One final point to make on this matter: another thing that Torres and Sanchez have in common is that they disappoint in big situations; more specifically, opportunities with runners in scoring position. This contributes to the Yanks’ decreased run count. One example for each: Torres grounds into a double play with the bases loaded in the first inning of their 11-7 loss to the Phillies, which did score a run however. In the seventh inning of their 1-0 Tampa loss, Sanchez struck out on three pitches with the bases loaded to end the inning. Their new placements in the lineup have helped improve their performance
B. Poor Baserunning
Two costly mistakes were made on the base paths, and they were both significant in two of the Bombers’ five losses.
a. Mike Tauchman
In the eighth inning of a 0-0 situation during Friday night’s game against the Rays, Tauchman led off with a double (this turned out to be the last of only two hits). The next batter was D.J. LeMahieu, the Yanks’ most reliable hitter with runners in scoring position, who grounded to shortstop Willy Adames. However, Adames immediately saw Tauchman trying to advance and threw to third baseman Yandy Diaz to send him back to the dugout. The Yankees did not score that inning, and would go on to lose 1-0 after coming up empty in the 9th.
b. Gleyber Torres
In the fourth inning of Game 2 of their doubleheader with Tampa, the Yankees were trailing 1-0 when Gleyber Torres singled and sent Giancarlo Stanton to third. Luke Voit then recorded a single of his own, scoring Stanton. However, Torres tried for third on the play and was thrown out via an outfield assist from Kevin Kiermaier. The Yanks would not score again until last licks in the 7th inning, where they fell 5-3.
Both cases of bad base running wound up costing the Yankees one perhaps two probable victories, and they could have been seeing themselves at 11-5 or 12-4. Instead, it’s time to be more wise on the base paths going forward. The Yankees will play 9 straight games at Yankee Stadium, so they would certainly like to start off the homestead with a bang.
It’s safe to say that the Yankees might have hit rock bottom.
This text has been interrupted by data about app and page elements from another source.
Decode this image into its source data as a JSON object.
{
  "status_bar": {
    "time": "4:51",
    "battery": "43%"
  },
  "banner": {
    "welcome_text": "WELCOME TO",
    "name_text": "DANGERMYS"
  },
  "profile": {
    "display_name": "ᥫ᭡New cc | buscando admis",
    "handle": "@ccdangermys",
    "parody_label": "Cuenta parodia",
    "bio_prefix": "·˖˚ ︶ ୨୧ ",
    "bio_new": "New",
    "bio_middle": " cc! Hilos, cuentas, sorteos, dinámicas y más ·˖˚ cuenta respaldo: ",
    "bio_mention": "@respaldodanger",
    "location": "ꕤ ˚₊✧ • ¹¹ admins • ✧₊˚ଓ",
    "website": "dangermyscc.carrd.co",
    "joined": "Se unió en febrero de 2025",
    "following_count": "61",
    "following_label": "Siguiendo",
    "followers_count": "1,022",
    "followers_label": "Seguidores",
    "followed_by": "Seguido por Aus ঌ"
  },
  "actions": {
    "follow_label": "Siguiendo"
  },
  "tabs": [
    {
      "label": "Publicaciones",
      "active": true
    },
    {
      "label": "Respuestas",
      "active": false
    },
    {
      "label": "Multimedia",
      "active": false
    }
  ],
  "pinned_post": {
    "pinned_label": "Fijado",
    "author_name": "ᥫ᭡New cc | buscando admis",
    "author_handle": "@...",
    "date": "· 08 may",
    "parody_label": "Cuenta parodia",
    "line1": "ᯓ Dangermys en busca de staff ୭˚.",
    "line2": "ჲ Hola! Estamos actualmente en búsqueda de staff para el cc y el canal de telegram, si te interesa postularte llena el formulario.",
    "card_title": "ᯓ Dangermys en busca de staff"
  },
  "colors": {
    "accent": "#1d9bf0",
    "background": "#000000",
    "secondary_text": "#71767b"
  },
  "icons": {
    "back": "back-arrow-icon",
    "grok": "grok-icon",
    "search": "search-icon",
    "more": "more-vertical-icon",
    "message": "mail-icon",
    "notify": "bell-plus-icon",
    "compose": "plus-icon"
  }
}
On a positive note, it’s good that their slump is occurring now, because even though 60 games is too tight for any skid, it is better to get it out of the way earlier than later when it matters most. Now facing the Braves tonight, it’s time to start putting it behind us.